(Collected data)
= Beginning of Section =

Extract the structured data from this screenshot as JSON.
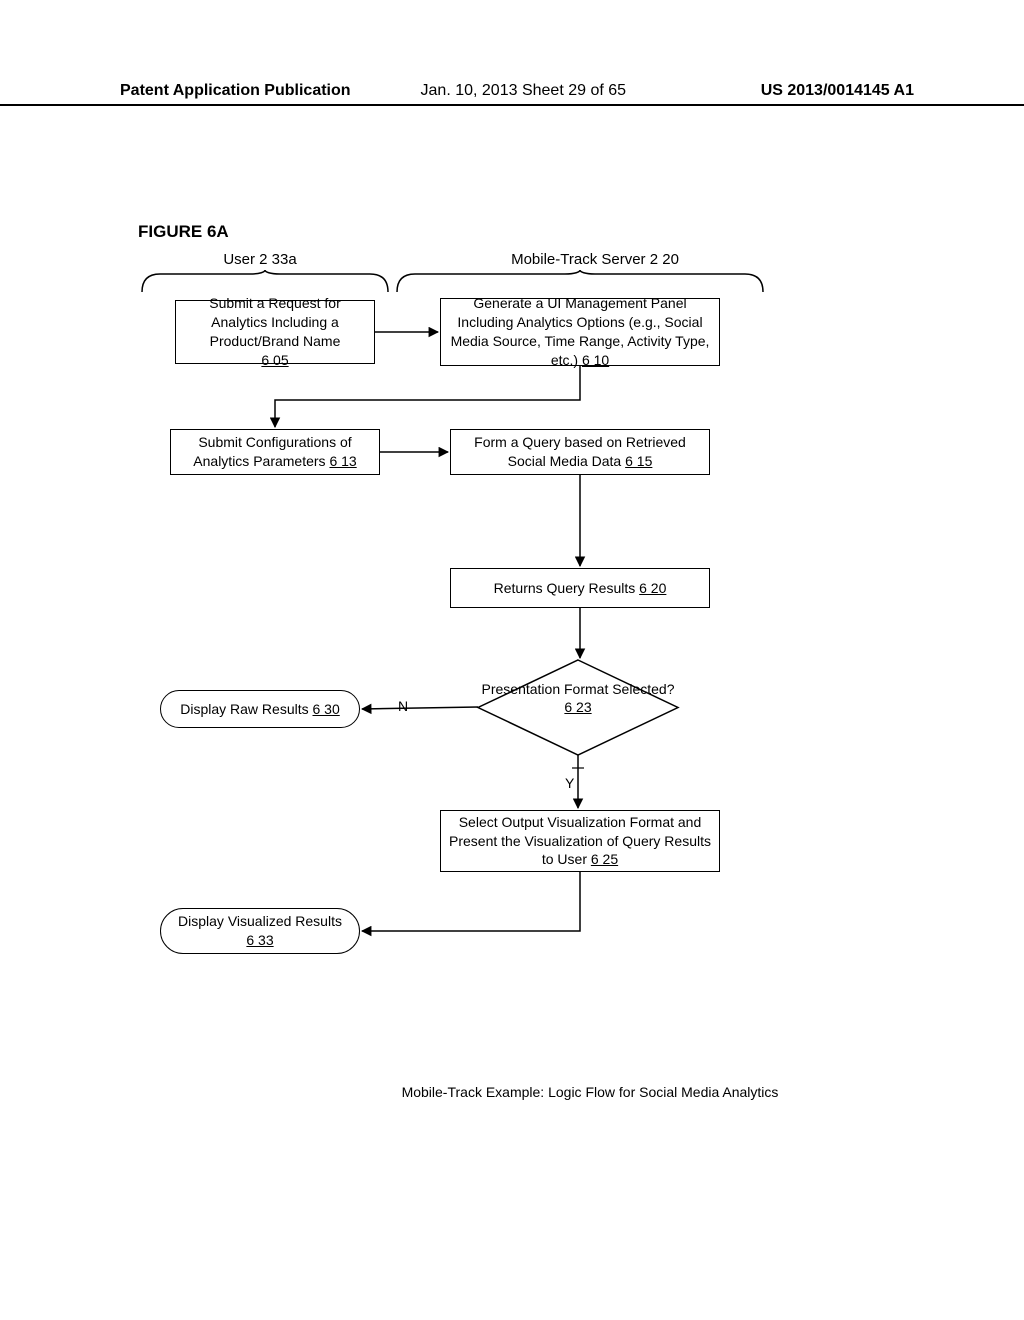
{
  "header": {
    "left": "Patent Application Publication",
    "center": "Jan. 10, 2013  Sheet 29 of 65",
    "right": "US 2013/0014145 A1"
  },
  "figure_label": "FIGURE 6A",
  "lanes": {
    "user": "User 2 33a",
    "server": "Mobile-Track Server 2 20"
  },
  "nodes": {
    "n605": {
      "text": "Submit a Request for Analytics Including a Product/Brand Name",
      "ref": "6 05"
    },
    "n610": {
      "text": "Generate a UI Management Panel Including Analytics Options (e.g., Social Media Source, Time Range, Activity Type, etc.)",
      "ref": "6 10"
    },
    "n613": {
      "text": "Submit Configurations of Analytics Parameters",
      "ref": "6 13"
    },
    "n615": {
      "text": "Form a Query based on Retrieved Social Media Data",
      "ref": "6 15"
    },
    "n620": {
      "text": "Returns Query Results",
      "ref": "6 20"
    },
    "n623": {
      "text": "Presentation Format Selected?",
      "ref": "6 23"
    },
    "n625": {
      "text": "Select Output Visualization Format and Present the Visualization of Query Results to User",
      "ref": "6 25"
    },
    "n630": {
      "text": "Display Raw Results",
      "ref": "6 30"
    },
    "n633": {
      "text": "Display Visualized Results",
      "ref": "6 33"
    }
  },
  "edges": {
    "no": "N",
    "yes": "Y"
  },
  "caption": "Mobile-Track Example: Logic Flow for Social Media Analytics"
}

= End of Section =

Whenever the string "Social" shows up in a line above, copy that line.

      "text": "Generate a UI Management Panel Including Analytics Options (e.g., Social Media Source, Time Range, Activity Type, etc.)",
      "text": "Form a Query based on Retrieved Social Media Data",
  "caption": "Mobile-Track Example: Logic Flow for Social Media Analytics"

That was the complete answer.